PROBLEM REQUIREMENTS>
Which of the lines in the listing that follows hold "icon"? Pull each one out.

DATA RECORDS>
*** Block opens ***

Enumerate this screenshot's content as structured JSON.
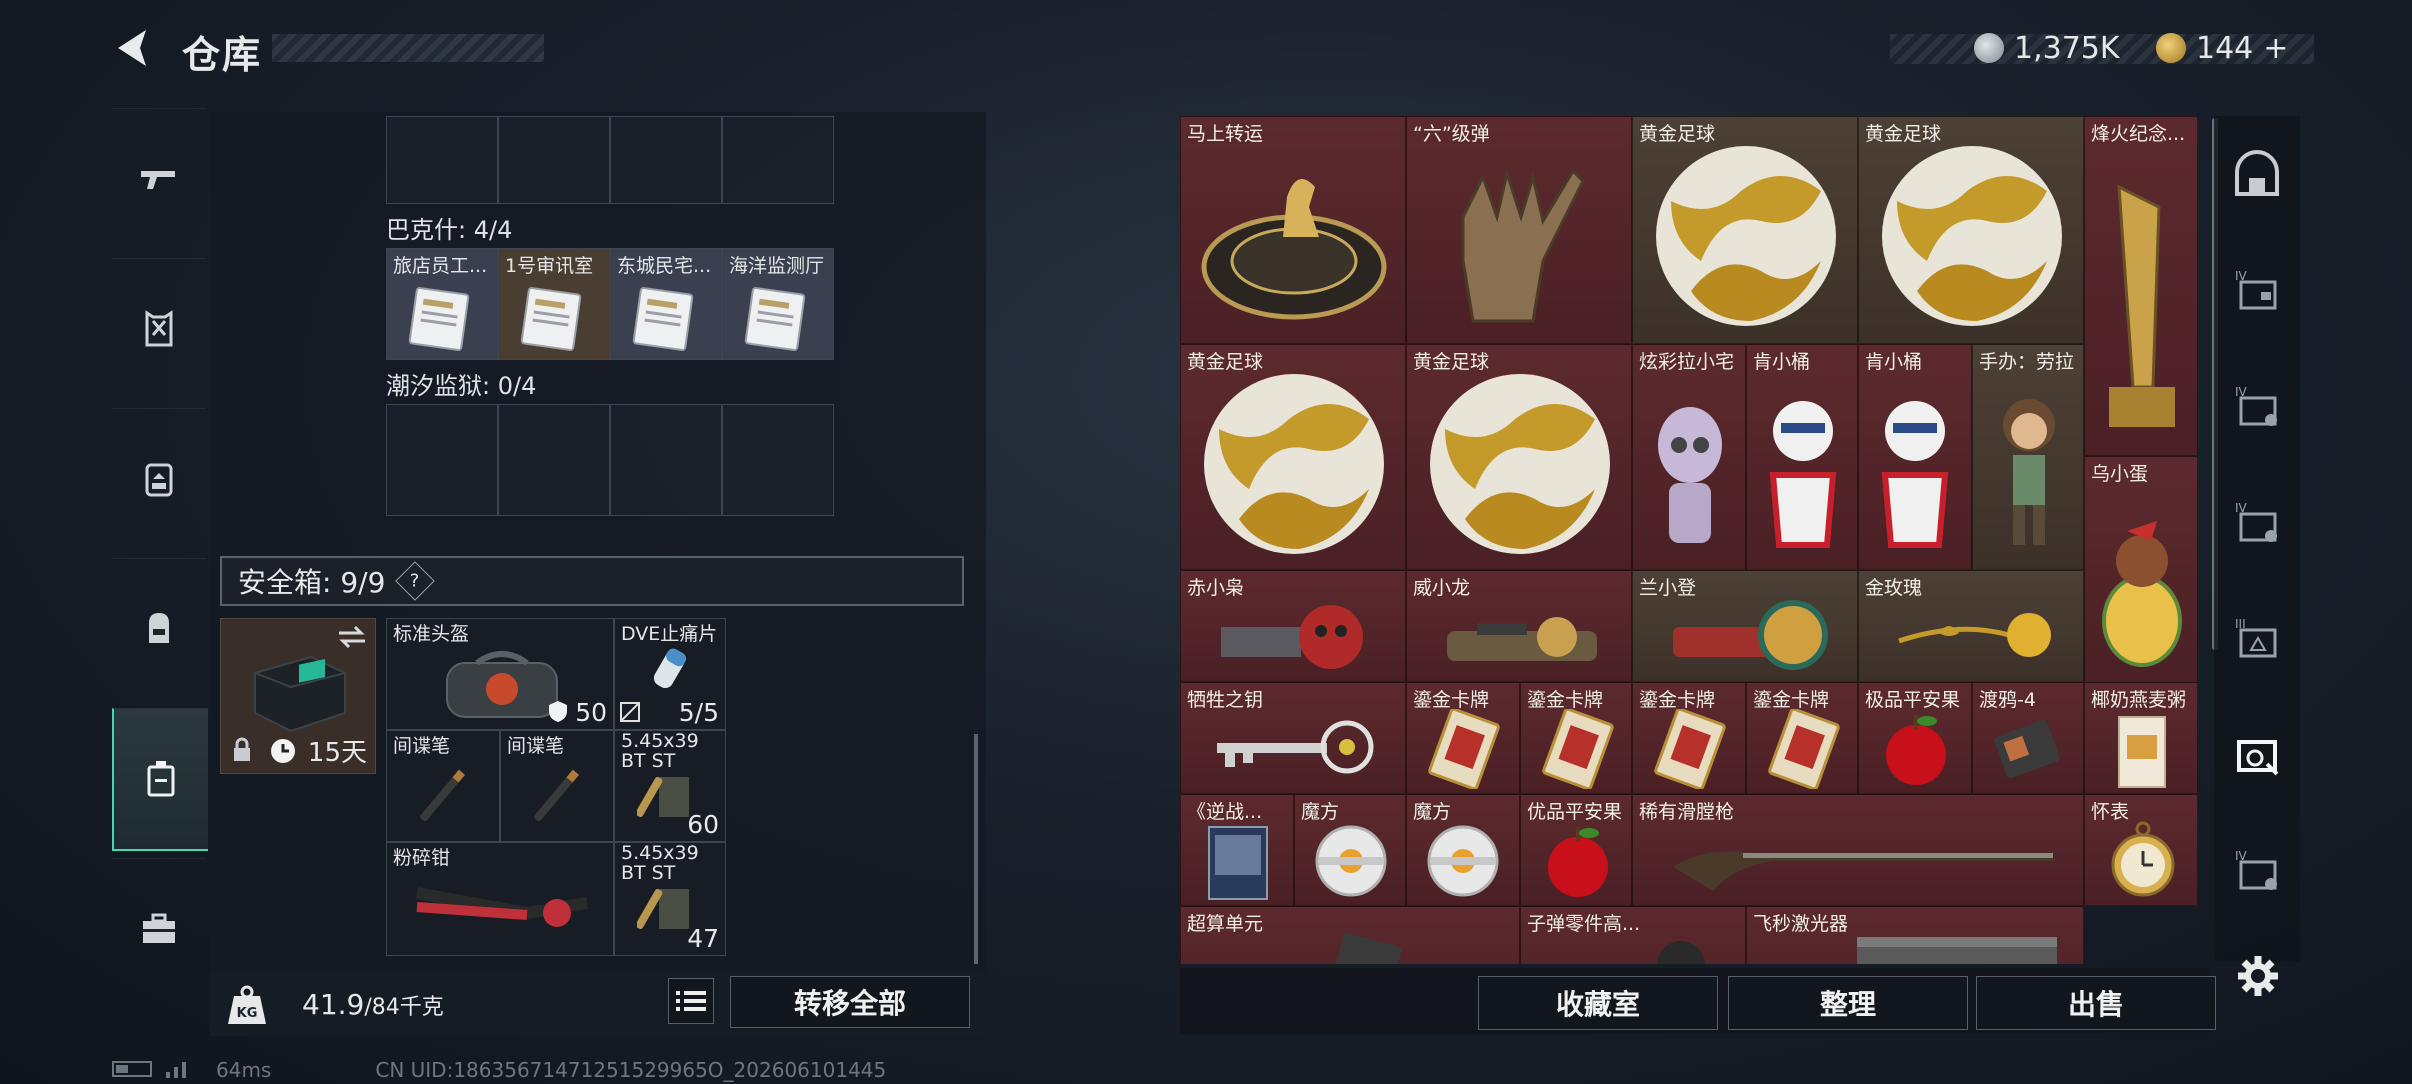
{
  "header": {
    "title": "仓库",
    "currency1": "1,375K",
    "currency2": "144",
    "currency2_plus": "+"
  },
  "left_sidebar": {
    "items": [
      {
        "name": "weapon-tab-icon"
      },
      {
        "name": "armor-tab-icon"
      },
      {
        "name": "backpack-tab-icon"
      },
      {
        "name": "bag-tab-icon"
      },
      {
        "name": "container-tab-icon",
        "active": true
      },
      {
        "name": "toolbox-tab-icon"
      }
    ]
  },
  "keycard_sections": {
    "bakesh": "巴克什: 4/4",
    "bakesh_cards": [
      "旅店员工...",
      "1号审讯室",
      "东城民宅...",
      "海洋监测厅"
    ],
    "chaoxi": "潮汐监狱: 0/4"
  },
  "safe_box": {
    "label": "安全箱: 9/9",
    "help": "?",
    "box_days": "15天",
    "items": [
      {
        "name": "标准头盔",
        "value": "50"
      },
      {
        "name": "DVE止痛片",
        "value": "5/5"
      },
      {
        "name": "间谍笔"
      },
      {
        "name": "间谍笔"
      },
      {
        "name": "5.45x39 BT ST",
        "value": "60"
      },
      {
        "name": "粉碎钳"
      },
      {
        "name": "5.45x39 BT ST",
        "value": "47"
      }
    ]
  },
  "weight": {
    "current": "41.9",
    "max": "/84千克"
  },
  "buttons": {
    "transfer_all": "转移全部",
    "collection": "收藏室",
    "sort": "整理",
    "sell": "出售"
  },
  "status": {
    "ping": "64ms",
    "uid": "CN UID:18635671471251529965O_202606101445"
  },
  "collection_items": [
    {
      "label": "马上转运"
    },
    {
      "label": "“六”级弹"
    },
    {
      "label": "黄金足球"
    },
    {
      "label": "黄金足球"
    },
    {
      "label": "烽火纪念..."
    },
    {
      "label": "黄金足球"
    },
    {
      "label": "黄金足球"
    },
    {
      "label": "炫彩拉小宅"
    },
    {
      "label": "肯小桶"
    },
    {
      "label": "肯小桶"
    },
    {
      "label": "手办：劳拉"
    },
    {
      "label": "乌小蛋"
    },
    {
      "label": "赤小枭"
    },
    {
      "label": "威小龙"
    },
    {
      "label": "兰小登"
    },
    {
      "label": "金玫瑰"
    },
    {
      "label": "牺牲之钥"
    },
    {
      "label": "鎏金卡牌"
    },
    {
      "label": "鎏金卡牌"
    },
    {
      "label": "鎏金卡牌"
    },
    {
      "label": "鎏金卡牌"
    },
    {
      "label": "极品平安果"
    },
    {
      "label": "渡鸦-4"
    },
    {
      "label": "椰奶燕麦粥"
    },
    {
      "label": "《逆战..."
    },
    {
      "label": "魔方"
    },
    {
      "label": "魔方"
    },
    {
      "label": "优品平安果"
    },
    {
      "label": "稀有滑膛枪"
    },
    {
      "label": "怀表"
    },
    {
      "label": "超算单元"
    },
    {
      "label": "子弹零件高..."
    },
    {
      "label": "飞秒激光器"
    }
  ]
}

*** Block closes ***

PROBLEM SOLUTION>
        "name": "weapon-tab-icon"
        "name": "armor-tab-icon"
        "name": "backpack-tab-icon"
        "name": "bag-tab-icon"
        "name": "container-tab-icon",
        "name": "toolbox-tab-icon"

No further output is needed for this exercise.